On My Mind

I cannot remember the last time that national politics and medicine have been on such a collision course. Americans have becomes accustomed to the groundbreaking but imperfect medical coverage of the Affordable Care Act. And poll after poll shows that people are concerned about losing their coverage if GOP Senators are able to repeal Obamacare without a replacement. Ask the average person if he or she likes the ACA and the overwhelming answer is yes. Ask the question differently, substituting Obamacare, and people complain about federal intrusion. Go figure.

But what to do about this legislation brings another series of problems. Repeal and replace? Even the replacements have caused their own schisms as not being tough enough or stripping coverage from too many. Repeal and let people go uninsured?  That’s just plain dumb. Fix the parts that are broken and make healthcare better? That seems like a reasonable starting point but too few smart legislators seem to be putting this option on the table.

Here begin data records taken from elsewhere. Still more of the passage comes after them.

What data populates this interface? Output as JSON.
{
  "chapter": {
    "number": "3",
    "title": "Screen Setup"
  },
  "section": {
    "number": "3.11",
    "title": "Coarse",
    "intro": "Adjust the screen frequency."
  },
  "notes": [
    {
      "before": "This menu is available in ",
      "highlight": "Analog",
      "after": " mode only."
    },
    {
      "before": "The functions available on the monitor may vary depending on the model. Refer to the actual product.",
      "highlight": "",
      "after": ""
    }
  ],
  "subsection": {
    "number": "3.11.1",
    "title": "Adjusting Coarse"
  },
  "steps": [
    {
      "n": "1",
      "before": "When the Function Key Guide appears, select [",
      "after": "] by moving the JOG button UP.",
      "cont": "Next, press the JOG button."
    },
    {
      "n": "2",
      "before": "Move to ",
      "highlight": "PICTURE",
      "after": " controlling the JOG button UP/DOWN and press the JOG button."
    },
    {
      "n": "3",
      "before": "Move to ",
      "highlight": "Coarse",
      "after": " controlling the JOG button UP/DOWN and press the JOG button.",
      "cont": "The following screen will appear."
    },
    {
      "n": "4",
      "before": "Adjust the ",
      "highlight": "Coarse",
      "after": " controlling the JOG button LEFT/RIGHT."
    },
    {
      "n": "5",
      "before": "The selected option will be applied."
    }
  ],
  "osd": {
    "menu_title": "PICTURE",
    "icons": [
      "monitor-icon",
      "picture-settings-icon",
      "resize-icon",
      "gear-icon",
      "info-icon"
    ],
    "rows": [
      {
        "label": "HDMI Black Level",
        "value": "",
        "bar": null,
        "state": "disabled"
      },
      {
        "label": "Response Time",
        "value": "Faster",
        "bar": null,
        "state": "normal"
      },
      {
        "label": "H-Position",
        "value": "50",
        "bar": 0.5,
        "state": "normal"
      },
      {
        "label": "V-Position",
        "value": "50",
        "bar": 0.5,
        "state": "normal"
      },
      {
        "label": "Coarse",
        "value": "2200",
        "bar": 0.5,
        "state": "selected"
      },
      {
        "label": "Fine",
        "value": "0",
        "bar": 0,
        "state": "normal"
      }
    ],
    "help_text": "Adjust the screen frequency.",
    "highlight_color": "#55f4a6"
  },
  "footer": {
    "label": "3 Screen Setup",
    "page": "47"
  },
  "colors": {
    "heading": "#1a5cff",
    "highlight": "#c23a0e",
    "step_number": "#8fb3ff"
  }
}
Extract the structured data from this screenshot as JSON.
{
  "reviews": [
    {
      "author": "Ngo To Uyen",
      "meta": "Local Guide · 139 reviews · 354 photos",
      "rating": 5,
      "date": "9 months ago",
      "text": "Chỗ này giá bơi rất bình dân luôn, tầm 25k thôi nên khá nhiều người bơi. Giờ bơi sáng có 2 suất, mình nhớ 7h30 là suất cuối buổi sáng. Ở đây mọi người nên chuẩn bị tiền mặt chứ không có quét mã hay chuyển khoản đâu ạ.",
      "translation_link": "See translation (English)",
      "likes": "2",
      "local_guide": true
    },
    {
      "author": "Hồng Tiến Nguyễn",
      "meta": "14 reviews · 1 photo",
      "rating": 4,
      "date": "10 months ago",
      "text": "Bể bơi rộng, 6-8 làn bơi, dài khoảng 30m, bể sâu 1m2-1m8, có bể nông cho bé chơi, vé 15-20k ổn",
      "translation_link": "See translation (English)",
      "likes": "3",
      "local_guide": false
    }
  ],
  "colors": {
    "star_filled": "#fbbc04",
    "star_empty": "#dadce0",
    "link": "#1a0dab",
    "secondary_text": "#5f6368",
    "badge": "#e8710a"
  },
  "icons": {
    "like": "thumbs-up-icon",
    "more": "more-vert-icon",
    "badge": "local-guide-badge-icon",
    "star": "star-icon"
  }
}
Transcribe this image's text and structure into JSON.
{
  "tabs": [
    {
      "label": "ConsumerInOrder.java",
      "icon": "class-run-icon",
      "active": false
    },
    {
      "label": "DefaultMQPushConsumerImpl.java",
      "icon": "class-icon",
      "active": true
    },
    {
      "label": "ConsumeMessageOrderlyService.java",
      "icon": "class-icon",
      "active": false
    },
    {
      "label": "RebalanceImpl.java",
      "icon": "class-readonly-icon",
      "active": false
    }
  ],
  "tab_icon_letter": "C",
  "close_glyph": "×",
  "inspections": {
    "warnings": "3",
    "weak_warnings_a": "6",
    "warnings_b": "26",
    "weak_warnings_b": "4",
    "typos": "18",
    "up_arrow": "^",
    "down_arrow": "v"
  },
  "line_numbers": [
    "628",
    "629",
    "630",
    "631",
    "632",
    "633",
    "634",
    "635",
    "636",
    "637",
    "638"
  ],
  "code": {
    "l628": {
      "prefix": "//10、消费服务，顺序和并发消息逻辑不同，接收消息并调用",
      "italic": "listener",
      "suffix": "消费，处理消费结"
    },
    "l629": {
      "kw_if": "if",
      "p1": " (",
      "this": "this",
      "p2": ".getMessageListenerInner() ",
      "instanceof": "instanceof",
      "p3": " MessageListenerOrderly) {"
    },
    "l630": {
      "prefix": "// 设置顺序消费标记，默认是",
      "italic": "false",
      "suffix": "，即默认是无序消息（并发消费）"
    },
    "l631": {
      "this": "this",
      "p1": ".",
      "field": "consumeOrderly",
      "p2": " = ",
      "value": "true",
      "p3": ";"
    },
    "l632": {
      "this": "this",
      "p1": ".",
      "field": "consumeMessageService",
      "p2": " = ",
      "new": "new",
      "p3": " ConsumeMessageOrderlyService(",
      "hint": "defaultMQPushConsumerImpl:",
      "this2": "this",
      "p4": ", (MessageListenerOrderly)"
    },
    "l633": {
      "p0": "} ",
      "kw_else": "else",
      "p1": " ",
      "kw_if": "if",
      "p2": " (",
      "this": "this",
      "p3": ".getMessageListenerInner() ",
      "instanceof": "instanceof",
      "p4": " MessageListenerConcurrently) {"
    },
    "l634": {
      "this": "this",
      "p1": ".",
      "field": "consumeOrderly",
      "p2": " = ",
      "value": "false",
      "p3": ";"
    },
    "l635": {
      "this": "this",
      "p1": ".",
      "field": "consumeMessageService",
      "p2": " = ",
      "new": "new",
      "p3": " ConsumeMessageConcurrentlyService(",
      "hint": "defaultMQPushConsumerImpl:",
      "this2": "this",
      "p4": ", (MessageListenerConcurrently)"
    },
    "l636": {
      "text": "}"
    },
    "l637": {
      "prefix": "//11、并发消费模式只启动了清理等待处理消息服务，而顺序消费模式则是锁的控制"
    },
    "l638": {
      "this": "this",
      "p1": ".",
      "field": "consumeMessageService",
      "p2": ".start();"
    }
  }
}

The lines in the sand have been drawn with unlikely partners of the AMA, American Hospital Association, AARP, independent physicians, Fortune 500 companies, and even insurers imploring Congress not to gut the coverage offered by the ACA but to fix the broken parts like letting policies work across state lines. The Congressional Budget Office estimates that 22-24 million Americans could lose their insurance if the ACA is tossed aside. That is a high price to pay.

So who will suffer?  The answer is most likely America’s most vulnerable….those with marginal incomes, women, children, those with pre-existing conditions like heart disease and cancer. The math won’t work with just kicking the ACA to the curb. And remember, your local emergency room is the most expensive care in the world.

So where do we stand?  As things stand today, the ACA remains the law of the land and should be fixed as necessary. I believe in a federal single payer system but am willing to hear about how individual states would propose a stronger system. As for the threats to gut it or repeal it completely, that nuclear option should only be put forth if every single congress person or Senator volunteers to give up his or her healthcare too. Prove to us Congress, that we are all in this together and that you really, really represent the average American.

Posted in General Health.